Everyone at our Boston Health Care for the Homeless Program’s Barbara McInnis House knows Claire. She is a slight, quiet woman, with dark, nearly black hair whose bangs rest on her brow. Claire is known for her beautiful origami creations, which she gives to staff and patients as an expression of her friendship and gratitude. When she first arrived at BMH, her fear of elevators and extreme introversion made it quite challenging for Claire, especially when she needed to travel back and forth to chemotherapy and radiation treatments at neighboring Boston Medical Center. As time went on, Claire began to realize that, in her words, she “did not have to be scared at the Barbara McInnis House” because she receives the care and compassion she needs here.
Prior to her stay at the Barbara McInnis House, Claire rented a room in an apartment. When she began to feel sick, she would often retreat to her bedroom, alone and terrified of the pain, unwilling to burden anyone with her ailments. She began to miss her shifts working as a housekeeper for several Boston families. Soon, she was struggling to make rent. When the pain in her breast was too excruciating, she called an ambulance. Unbeknownst to Claire, the pain and feeling ill were secondary to her advanced breast cancer.

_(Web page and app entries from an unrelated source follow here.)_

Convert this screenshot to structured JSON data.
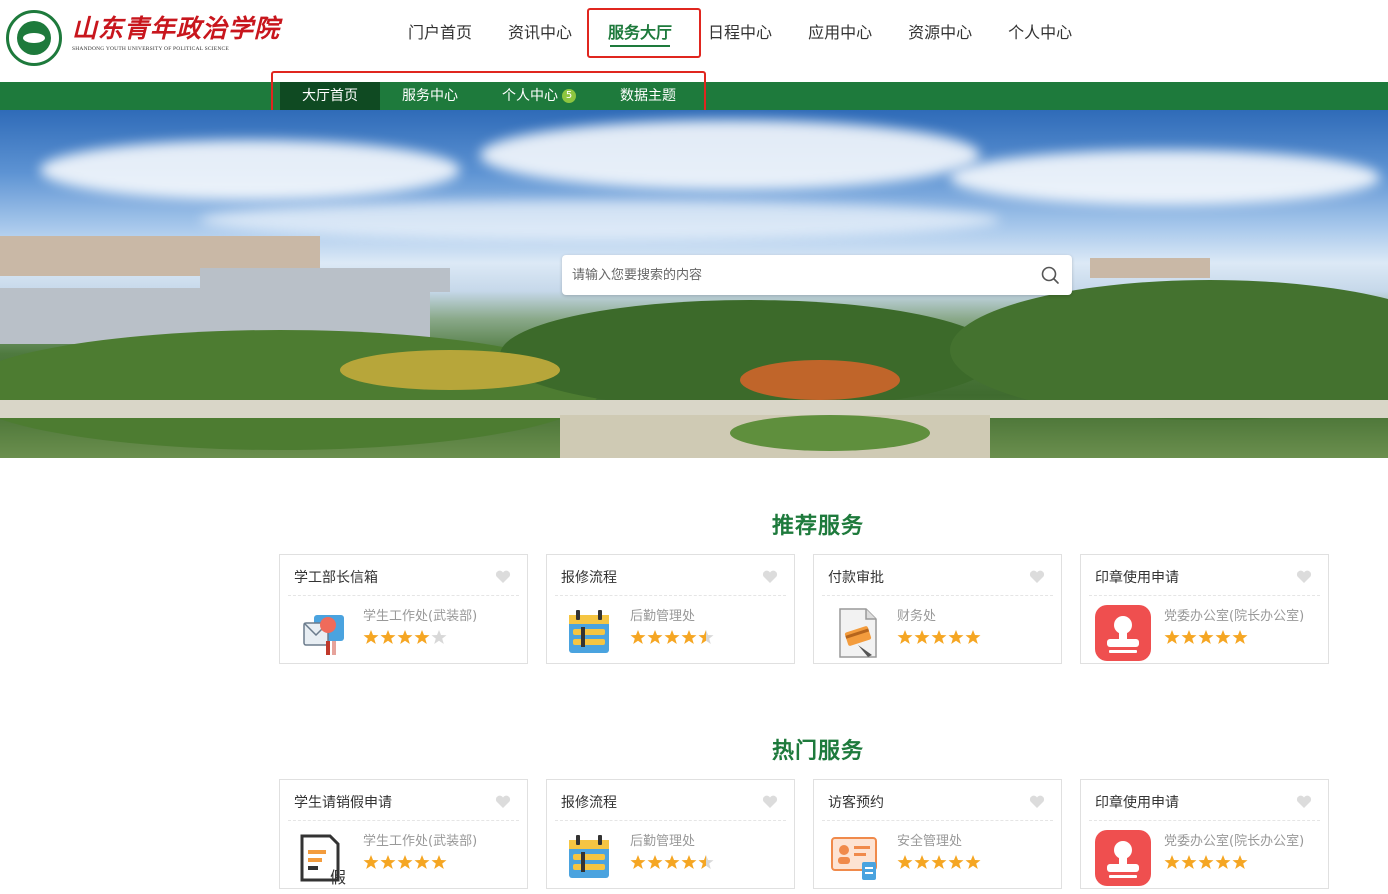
{
  "header": {
    "logo": {
      "name_cn": "山东青年政治学院",
      "name_en": "SHANDONG YOUTH UNIVERSITY OF POLITICAL SCIENCE"
    },
    "nav": [
      {
        "label": "门户首页"
      },
      {
        "label": "资讯中心"
      },
      {
        "label": "服务大厅",
        "active": true
      },
      {
        "label": "日程中心"
      },
      {
        "label": "应用中心"
      },
      {
        "label": "资源中心"
      },
      {
        "label": "个人中心"
      }
    ]
  },
  "subnav": [
    {
      "label": "大厅首页",
      "active": true
    },
    {
      "label": "服务中心"
    },
    {
      "label": "个人中心",
      "badge": "5"
    },
    {
      "label": "数据主题"
    }
  ],
  "search": {
    "placeholder": "请输入您要搜索的内容"
  },
  "colors": {
    "brand_green": "#1e7a3c",
    "highlight_red": "#e0261f",
    "star": "#f5a623",
    "badge": "#8dc63f"
  },
  "sections": [
    {
      "title": "推荐服务",
      "cards": [
        {
          "title": "学工部长信箱",
          "dept": "学生工作处(武装部)",
          "rating": 4,
          "icon": "mailbox-icon"
        },
        {
          "title": "报修流程",
          "dept": "后勤管理处",
          "rating": 4.5,
          "icon": "repair-icon"
        },
        {
          "title": "付款审批",
          "dept": "财务处",
          "rating": 5,
          "icon": "payment-doc-icon"
        },
        {
          "title": "印章使用申请",
          "dept": "党委办公室(院长办公室)",
          "rating": 5,
          "icon": "seal-stamp-icon"
        }
      ]
    },
    {
      "title": "热门服务",
      "cards": [
        {
          "title": "学生请销假申请",
          "dept": "学生工作处(武装部)",
          "rating": 5,
          "icon": "leave-request-icon"
        },
        {
          "title": "报修流程",
          "dept": "后勤管理处",
          "rating": 4.5,
          "icon": "repair-icon"
        },
        {
          "title": "访客预约",
          "dept": "安全管理处",
          "rating": 5,
          "icon": "visitor-card-icon"
        },
        {
          "title": "印章使用申请",
          "dept": "党委办公室(院长办公室)",
          "rating": 5,
          "icon": "seal-stamp-icon"
        }
      ]
    }
  ]
}
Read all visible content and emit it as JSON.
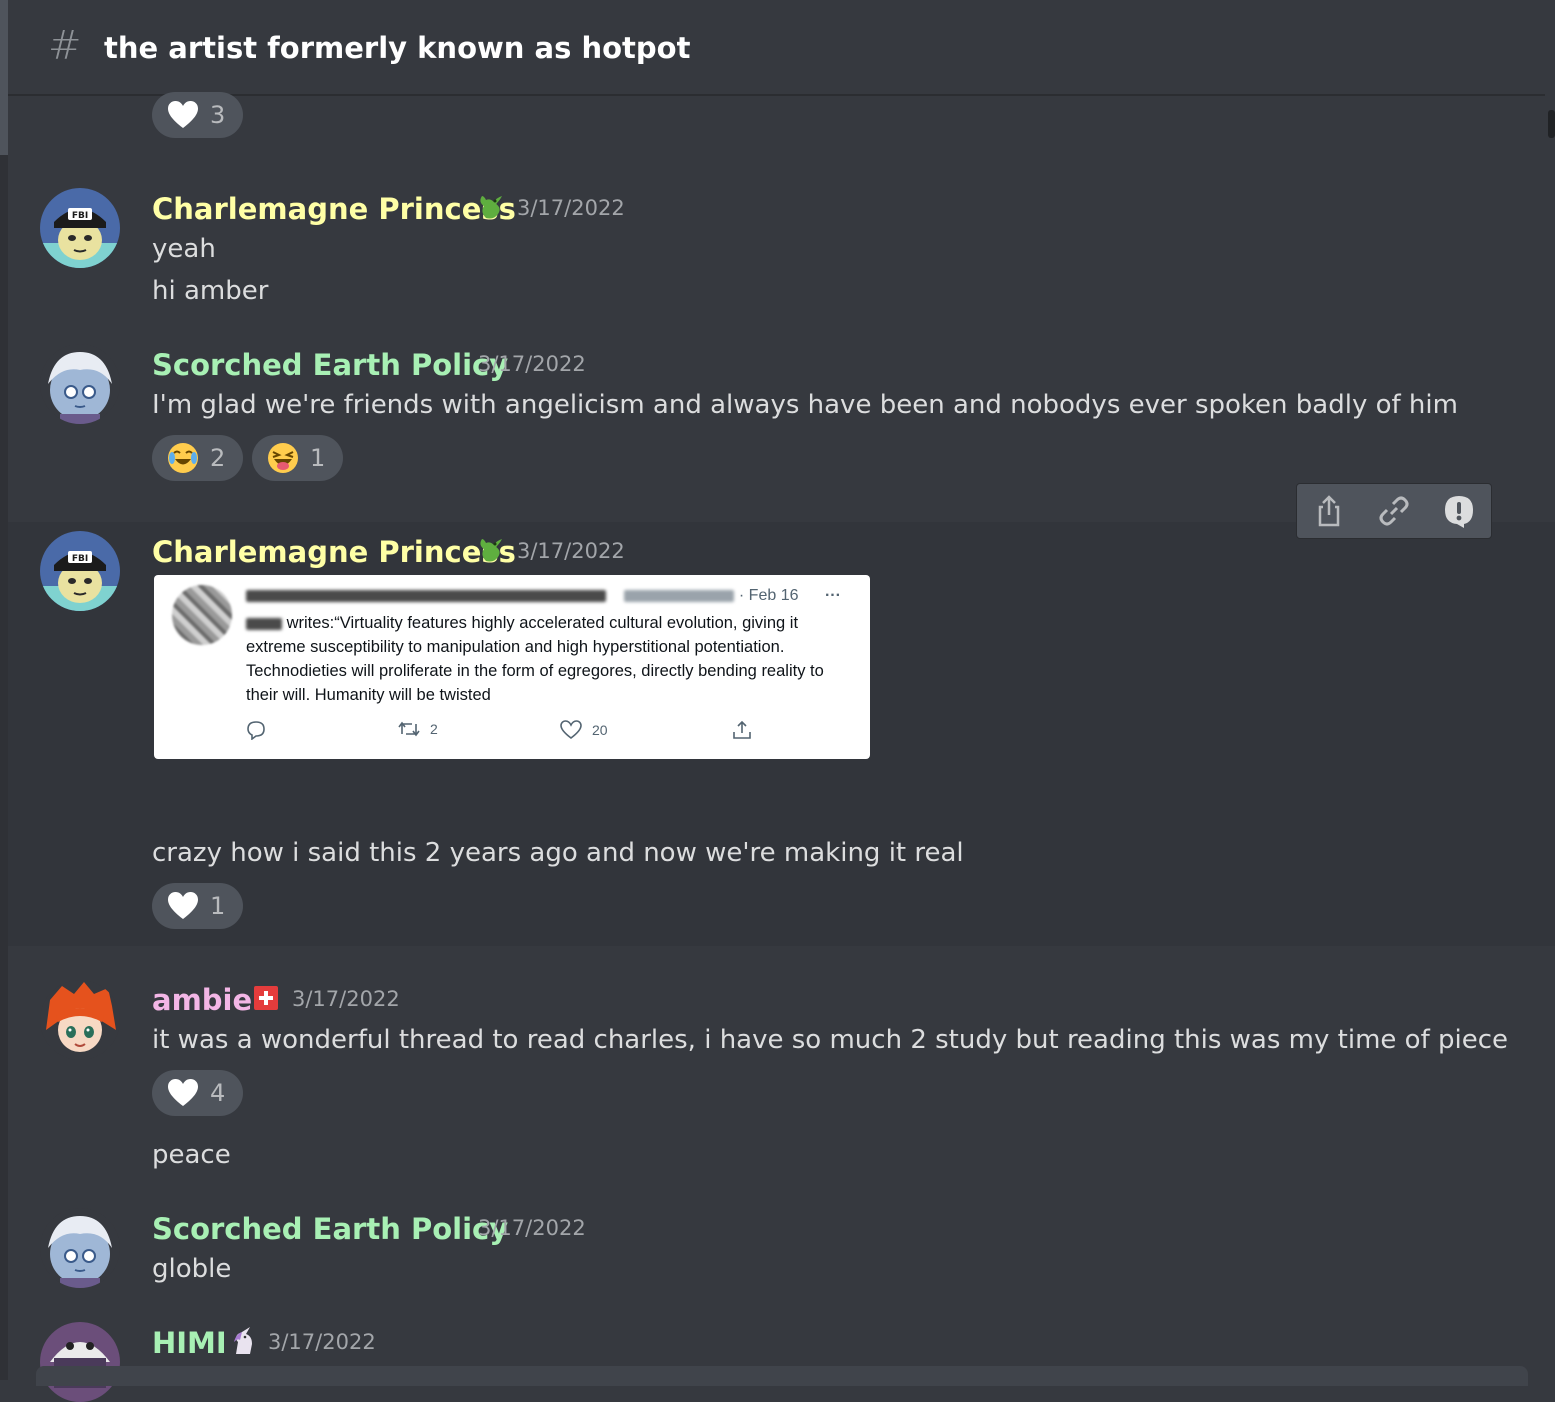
{
  "channel": {
    "name": "the artist formerly known as hotpot"
  },
  "colors": {
    "background": "#36393f",
    "charlemagne": "#ffffa6",
    "scorched": "#a8f0b4",
    "ambie": "#f3b6e6",
    "himi": "#a8f0b4",
    "reaction_bg": "#4f545c"
  },
  "top_reaction": {
    "emoji": "heart",
    "count": "3"
  },
  "messages": [
    {
      "author": "Charlemagne Princess",
      "badge": "dragon-icon",
      "timestamp": "3/17/2022",
      "lines": [
        "yeah",
        "hi amber"
      ]
    },
    {
      "author": "Scorched Earth Policy",
      "timestamp": "3/17/2022",
      "lines": [
        "I'm glad we're friends with angelicism and always have been and nobodys ever spoken badly of him"
      ],
      "reactions": [
        {
          "emoji": "joy",
          "count": "2"
        },
        {
          "emoji": "laughing-tongue",
          "count": "1"
        }
      ]
    },
    {
      "author": "Charlemagne Princess",
      "badge": "dragon-icon",
      "timestamp": "3/17/2022",
      "tweet": {
        "date": "· Feb 16",
        "more": "···",
        "writes_label": "writes:",
        "text": "“Virtuality features highly accelerated cultural evolution, giving it extreme susceptibility to manipulation and high hyperstitional potentiation. Technodieties will proliferate in the form of egregores, directly bending reality to their will. Humanity will be twisted",
        "retweets": "2",
        "likes": "20"
      },
      "lines": [
        "crazy how i said this 2 years ago and now we're making it real"
      ],
      "reactions": [
        {
          "emoji": "heart",
          "count": "1"
        }
      ]
    },
    {
      "author": "ambie",
      "badge": "swiss-flag-icon",
      "timestamp": "3/17/2022",
      "lines": [
        "it was a wonderful thread to read charles, i have so much 2 study but reading this was my time of piece"
      ],
      "reactions": [
        {
          "emoji": "heart",
          "count": "4"
        }
      ],
      "followup": "peace"
    },
    {
      "author": "Scorched Earth Policy",
      "timestamp": "3/17/2022",
      "lines": [
        "globle"
      ]
    },
    {
      "author": "HIMI",
      "badge": "unicorn-icon",
      "timestamp": "3/17/2022"
    }
  ],
  "toolbar": [
    "share-icon",
    "link-icon",
    "report-icon"
  ]
}
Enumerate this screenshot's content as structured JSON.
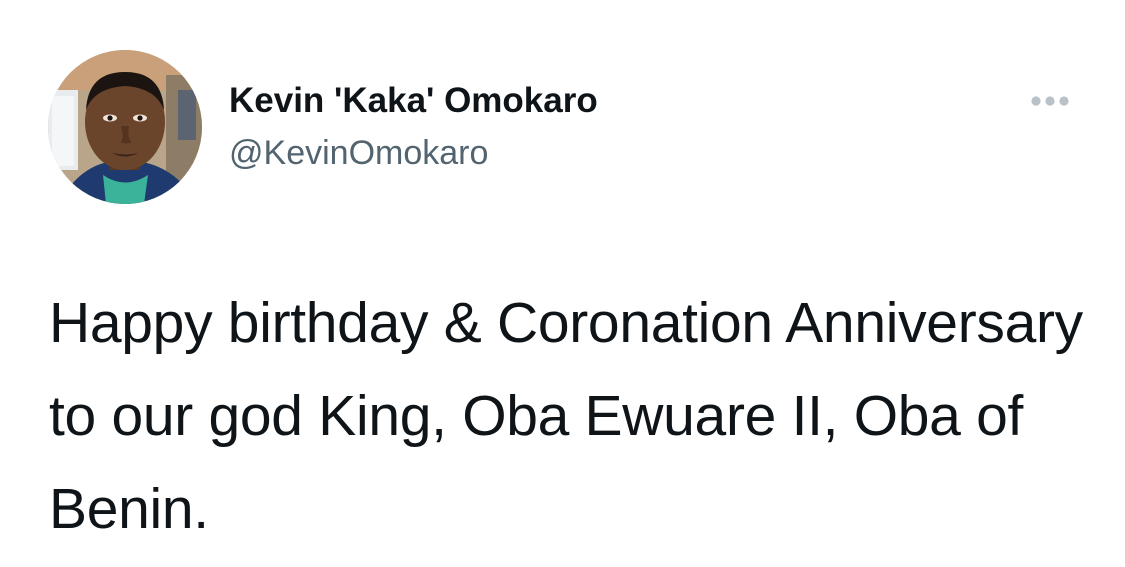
{
  "author": {
    "display_name": "Kevin 'Kaka' Omokaro",
    "handle": "@KevinOmokaro",
    "avatar_icon": "profile-photo"
  },
  "menu": {
    "icon": "more-options-icon"
  },
  "tweet": {
    "text": "Happy birthday & Coronation Anniversary to our god King, Oba Ewuare II, Oba of Benin."
  },
  "colors": {
    "text_primary": "#0f1419",
    "text_secondary": "#536471",
    "icon_gray": "#b9c1c9"
  }
}
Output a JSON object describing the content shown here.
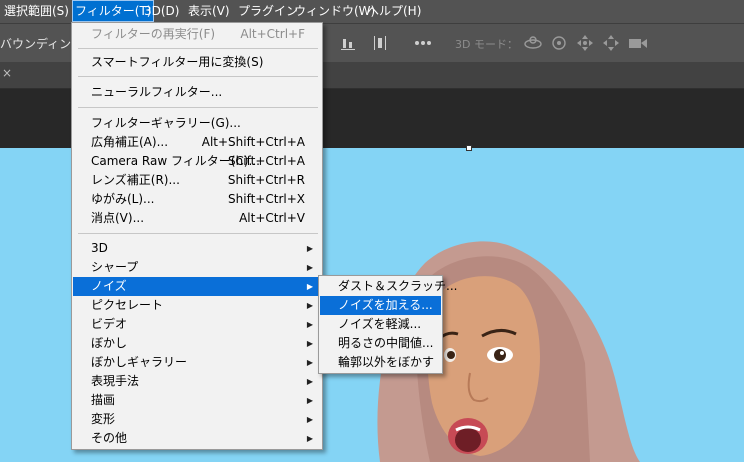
{
  "menubar": {
    "items": [
      "選択範囲(S)",
      "フィルター(T)",
      "3D(D)",
      "表示(V)",
      "プラグイン",
      "ウィンドウ(W)",
      "ヘルプ(H)"
    ]
  },
  "options_bar": {
    "label": "バウンディングボ",
    "mode_label": "3D モード："
  },
  "filter_menu": {
    "last_filter": {
      "label": "フィルターの再実行(F)",
      "shortcut": "Alt+Ctrl+F"
    },
    "smart_filter": "スマートフィルター用に変換(S)",
    "neural_filter": "ニューラルフィルター...",
    "group2": [
      {
        "label": "フィルターギャラリー(G)...",
        "shortcut": ""
      },
      {
        "label": "広角補正(A)...",
        "shortcut": "Alt+Shift+Ctrl+A"
      },
      {
        "label": "Camera Raw フィルター(C)...",
        "shortcut": "Shift+Ctrl+A"
      },
      {
        "label": "レンズ補正(R)...",
        "shortcut": "Shift+Ctrl+R"
      },
      {
        "label": "ゆがみ(L)...",
        "shortcut": "Shift+Ctrl+X"
      },
      {
        "label": "消点(V)...",
        "shortcut": "Alt+Ctrl+V"
      }
    ],
    "submenus": [
      "3D",
      "シャープ",
      "ノイズ",
      "ピクセレート",
      "ビデオ",
      "ぼかし",
      "ぼかしギャラリー",
      "表現手法",
      "描画",
      "変形",
      "その他"
    ]
  },
  "noise_menu": {
    "items": [
      "ダスト＆スクラッチ...",
      "ノイズを加える...",
      "ノイズを軽減...",
      "明るさの中間値...",
      "輪郭以外をぼかす"
    ]
  },
  "colors": {
    "highlight": "#0a6fd8",
    "canvas_sky": "#84d4f5"
  }
}
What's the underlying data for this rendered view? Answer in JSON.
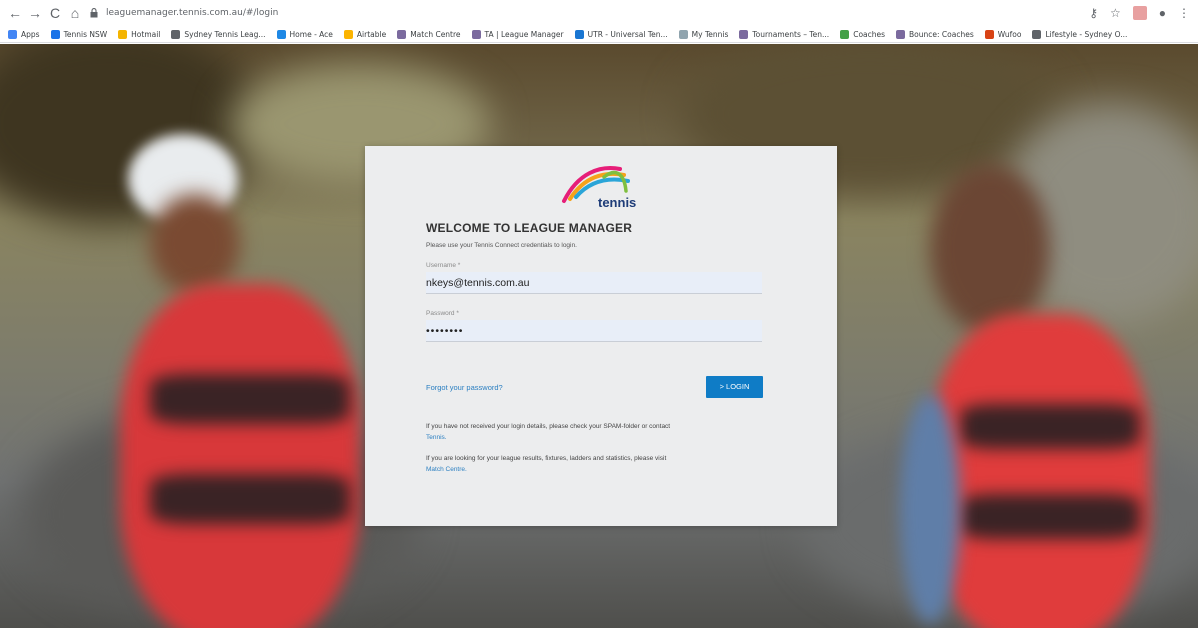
{
  "browser": {
    "url": "leaguemanager.tennis.com.au/#/login",
    "bookmarks": [
      {
        "label": "Apps",
        "color": "#4285f4"
      },
      {
        "label": "Tennis NSW",
        "color": "#1a73e8"
      },
      {
        "label": "Hotmail",
        "color": "#f4b400"
      },
      {
        "label": "Sydney Tennis Leag...",
        "color": "#5f6368"
      },
      {
        "label": "Home - Ace",
        "color": "#1e88e5"
      },
      {
        "label": "Airtable",
        "color": "#fcb400"
      },
      {
        "label": "Match Centre",
        "color": "#7b6a9e"
      },
      {
        "label": "TA | League Manager",
        "color": "#7b6a9e"
      },
      {
        "label": "UTR - Universal Ten...",
        "color": "#1976d2"
      },
      {
        "label": "My Tennis",
        "color": "#90a4ae"
      },
      {
        "label": "Tournaments – Ten...",
        "color": "#7b6a9e"
      },
      {
        "label": "Coaches",
        "color": "#43a047"
      },
      {
        "label": "Bounce: Coaches",
        "color": "#7b6a9e"
      },
      {
        "label": "Wufoo",
        "color": "#d84315"
      },
      {
        "label": "Lifestyle - Sydney O...",
        "color": "#5f6368"
      }
    ]
  },
  "login": {
    "logo_text": "tennis",
    "heading": "WELCOME TO LEAGUE MANAGER",
    "subheading": "Please use your Tennis Connect credentials to login.",
    "username_label": "Username *",
    "username_value": "nkeys@tennis.com.au",
    "password_label": "Password *",
    "password_value": "••••••••",
    "forgot_label": "Forgot your password?",
    "login_label": ">  LOGIN",
    "info1_text": "If you have not received your login details, please check your SPAM-folder or contact",
    "info1_link": "Tennis.",
    "info2_text": "If you are looking for your league results, fixtures, ladders and statistics, please visit",
    "info2_link": "Match Centre."
  },
  "colors": {
    "accent": "#0f7cc6",
    "link": "#2b7fc1",
    "card": "#ecedee"
  }
}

When Claire was admitted to the McInnis House, one of her nurses was stunned at her condition, calling it the worst cases of breast cancer she had ever seen. Although doctors wanted to treat her with an almost immediate mastectomy, the grapefruit-sized tumor was too vascular and the surgical risk of blood loss too high. The tumor required meticulous attention, and for three months our nurses spent nearly 4 hours each day with Claire dressing the affected area and showing her how to properly change the dressing. As Claire had suffered alone for so long, she was used to her way of bandaging the tumor. Slowly and gently, our nurses eased her move into the complicated medical world, and gave her the confidence to assist in her own care once again. Recently, doctors discovered that the cancer had metastasized to her lungs, bones, and brain. Our team of clinicians continues to treat and support Claire as she navigates the further complexities of her treatment. Despite her diagnosis, the compassionate care and support of the staff here at our Barbara McInnis House has encouraged Claire to come out of her shell. Now, she can be found crafting, knitting and making small origami ornaments for staff and fellow patients.
While receiving her radiation treatments at Boston Medical Center, Claire often tells her doctors and the other cancer patients that she is grateful and “proud to say I stay at the Barbara McInnis House – they saved my life.” When she returns from her appointments, our staff is there at the door ready to ease her suffering and keep her company on the elevator back to the Barbara McInnis House.